Ask UConn Extension: From Harvest to Feast with Home Food Preservation

Here are a few essential tips to ensure food safety when preserving foods at home

Preserving beets using canning technique, from farm to pantry

(Getty Images)

Home food preservation is a rewarding practice that allows consumers to enjoy the flavors of seasonal produce throughout the year. Whether you're canning, pickling, fermenting, or dehydrating, it's crucial to prioritize food safety to prevent the risk of foodborne illnesses. Many households embark on this tradition of preserving their own foods to create a flavorful and memorable feast. Here are a few essential tips to ensure food safety when preserving foods at home.

Maintain Cleanliness and Hygiene

Before starting the preservation process, ensure that all utensils, surfaces, and hands are thoroughly cleaned. Bacteria can thrive in unclean environments, so maintaining a sterile workspace is critical. Prioritize cleanliness throughout the food preservation process. Wash your hands thoroughly before handling food, and ensure that all utensils, cutting boards, and equipment are clean and sanitized. Proper hygiene minimizes the risk of contamination.

Choose High-Quality Ingredients

The foundation of safe home food preservation lies in selecting fresh, high-quality ingredients. Inspect fruits, vegetables, and other perishables for signs of spoilage, discarding any items that show mold, bruising, or other indications of decay. Spoiled or damaged items may introduce microorganisms that compromise safety and shelf life. Research emphasizes the importance of starting with fresh, disease-free produce to ensure optimal preservation outcomes. Explore late-season farmers markets in your area to find high-quality local produce.

Follow Tested Recipes
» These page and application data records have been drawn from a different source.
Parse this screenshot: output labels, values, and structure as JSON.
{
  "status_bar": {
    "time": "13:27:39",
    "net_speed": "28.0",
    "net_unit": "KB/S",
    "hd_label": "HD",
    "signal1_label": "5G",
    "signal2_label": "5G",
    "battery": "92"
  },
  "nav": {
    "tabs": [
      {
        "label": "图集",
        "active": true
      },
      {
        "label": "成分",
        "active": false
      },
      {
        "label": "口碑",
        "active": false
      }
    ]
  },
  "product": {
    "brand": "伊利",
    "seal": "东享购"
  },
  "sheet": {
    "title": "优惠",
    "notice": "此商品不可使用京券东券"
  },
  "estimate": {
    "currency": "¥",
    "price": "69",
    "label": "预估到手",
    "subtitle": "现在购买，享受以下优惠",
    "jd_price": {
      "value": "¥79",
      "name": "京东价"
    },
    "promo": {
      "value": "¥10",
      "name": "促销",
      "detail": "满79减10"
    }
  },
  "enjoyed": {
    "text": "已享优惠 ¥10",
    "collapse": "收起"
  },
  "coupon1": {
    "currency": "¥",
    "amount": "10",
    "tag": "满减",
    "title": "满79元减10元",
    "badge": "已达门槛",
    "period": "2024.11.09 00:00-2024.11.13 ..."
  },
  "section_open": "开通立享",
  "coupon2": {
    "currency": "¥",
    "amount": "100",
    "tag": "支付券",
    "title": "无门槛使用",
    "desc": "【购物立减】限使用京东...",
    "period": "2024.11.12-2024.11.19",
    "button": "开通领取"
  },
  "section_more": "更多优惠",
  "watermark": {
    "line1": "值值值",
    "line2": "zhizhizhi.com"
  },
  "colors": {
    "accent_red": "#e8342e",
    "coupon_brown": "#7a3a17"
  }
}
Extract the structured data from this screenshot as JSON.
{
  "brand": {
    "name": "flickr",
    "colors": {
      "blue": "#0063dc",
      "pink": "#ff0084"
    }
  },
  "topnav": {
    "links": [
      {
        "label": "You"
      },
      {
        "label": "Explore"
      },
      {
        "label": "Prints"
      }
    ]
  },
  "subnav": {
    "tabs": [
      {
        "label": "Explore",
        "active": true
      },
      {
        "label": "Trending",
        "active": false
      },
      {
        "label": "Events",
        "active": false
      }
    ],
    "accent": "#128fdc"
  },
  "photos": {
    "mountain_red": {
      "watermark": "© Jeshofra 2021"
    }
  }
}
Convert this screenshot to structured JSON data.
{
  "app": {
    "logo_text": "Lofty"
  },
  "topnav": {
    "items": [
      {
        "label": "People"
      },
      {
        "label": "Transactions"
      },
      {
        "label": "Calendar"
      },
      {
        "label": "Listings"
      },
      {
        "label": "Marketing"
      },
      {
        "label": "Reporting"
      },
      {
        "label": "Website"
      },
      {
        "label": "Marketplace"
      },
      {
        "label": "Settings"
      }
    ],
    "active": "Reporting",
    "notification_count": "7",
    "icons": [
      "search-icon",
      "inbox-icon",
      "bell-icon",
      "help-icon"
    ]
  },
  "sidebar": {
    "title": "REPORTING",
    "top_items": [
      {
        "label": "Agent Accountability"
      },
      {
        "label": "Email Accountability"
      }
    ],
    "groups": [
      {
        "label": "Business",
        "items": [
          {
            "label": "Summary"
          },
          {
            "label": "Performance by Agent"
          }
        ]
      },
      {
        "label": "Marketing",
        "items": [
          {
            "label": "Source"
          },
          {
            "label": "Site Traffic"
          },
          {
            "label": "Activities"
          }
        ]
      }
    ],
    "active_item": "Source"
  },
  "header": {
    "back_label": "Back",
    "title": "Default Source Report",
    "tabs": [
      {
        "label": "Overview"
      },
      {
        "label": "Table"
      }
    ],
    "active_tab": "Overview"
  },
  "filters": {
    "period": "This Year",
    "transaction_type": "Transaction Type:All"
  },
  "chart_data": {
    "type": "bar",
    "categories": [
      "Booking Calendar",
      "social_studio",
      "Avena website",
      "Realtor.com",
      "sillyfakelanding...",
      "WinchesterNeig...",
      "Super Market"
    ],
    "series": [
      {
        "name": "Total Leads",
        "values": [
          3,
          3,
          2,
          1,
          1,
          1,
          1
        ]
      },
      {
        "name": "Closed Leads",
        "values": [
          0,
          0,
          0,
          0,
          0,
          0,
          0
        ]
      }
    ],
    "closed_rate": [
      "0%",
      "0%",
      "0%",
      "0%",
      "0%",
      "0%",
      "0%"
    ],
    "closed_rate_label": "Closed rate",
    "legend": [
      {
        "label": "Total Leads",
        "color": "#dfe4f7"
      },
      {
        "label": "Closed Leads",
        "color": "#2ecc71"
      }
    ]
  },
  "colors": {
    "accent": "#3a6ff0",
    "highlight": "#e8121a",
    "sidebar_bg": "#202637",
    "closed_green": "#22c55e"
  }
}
The cornerstone of safe home canning is the utilization of scientifically validated recipes. Use tested and approved recipes from reliable sources, such as the National Center for Home Food Preservation (NCHFP), university extension services, or reputable cookbooks. Organizations like the NCHFP provide meticulously tested recipes that consider factors such as pH levels, water activity, and processing times. This approach ensures the destruction of harmful microorganisms, including bacteria, yeast, and molds, contributing to both safety and longevity.

Use Safe Canning Methods

Research underscores the importance of employing appropriate canning methods to guarantee microbial safety. For high-acid foods, water bath canning is recommended, while low-acid foods necessitate the use of pressure canning. For those preserving fruits, vegetables, or even homemade sauces, following recommended processing times and pressures along with appropriate canning method is vital in preventing the survival of heat-resistant pathogens, such as Clostridium botulinum, which can lead to severe foodborne illnesses.

Acidification and pH Levels

Managing pH levels is a critical aspect of home food preservation. Acidification, achieved through the addition of citric acid or vinegar, is a well-established method for enhancing the safety of preserved foods. Research indicates that maintaining a low pH creates an inhospitable environment for pathogenic microorganisms, acting as an additional barrier to spoilage.

Safe Storage and Labeling

Once preserved, store items in a cool, dark place to maintain quality and safety. Check jars regularly for signs of spoilage, such as bulging lids or unusual odors. Clearly label all preserved items with the date of preservation. This helps keep track of freshness and ensures that items are consumed within a safe timeframe.

Thawing Practices

If you're freezing items for later use, practice safe thawing methods. Thaw in the refrigerator which is the safest method for thawing preserved foods. When microwaving to thaw, make sure to follow the manufacturer's instructions to avoid uneven thawing. Cook the food immediately after thawing in the microwave to prevent any bacterial resurgence. If time is limited and refrigerator or microwave thawing is not feasible, the cold-water method can be employed. Submerge the tightly sealed, airtight package in cold water, changing the water every 30 minutes to maintain a safe temperature. It's essential to cook the food promptly after thawing using this method.

Monitor and Discard Spoiled Foods

Regularly inspect preserved foods for signs of spoilage, such as off smells, unusual textures, or discoloration. If any abnormalities are detected, discard the entire batch to prevent the risk of consuming contaminated products.

Home food preservation is a time-honored tradition that brings the flavors of the seasons to kitchen shelves. By starting with quality ingredients, following tested recipes from trusted sources, maintaining stringent cleanliness standards, employing safe canning methods, and routinely inspecting preserved foods, individuals can ensure a harmonious balance between taste and health. Stay informed, refer to reputable sources, and savor the satisfaction of safely preserved, delicious homegrown products. Follow best food safety practices to ensure that your feast not only delights the taste buds but also prioritizes the health and well-being of your loved ones.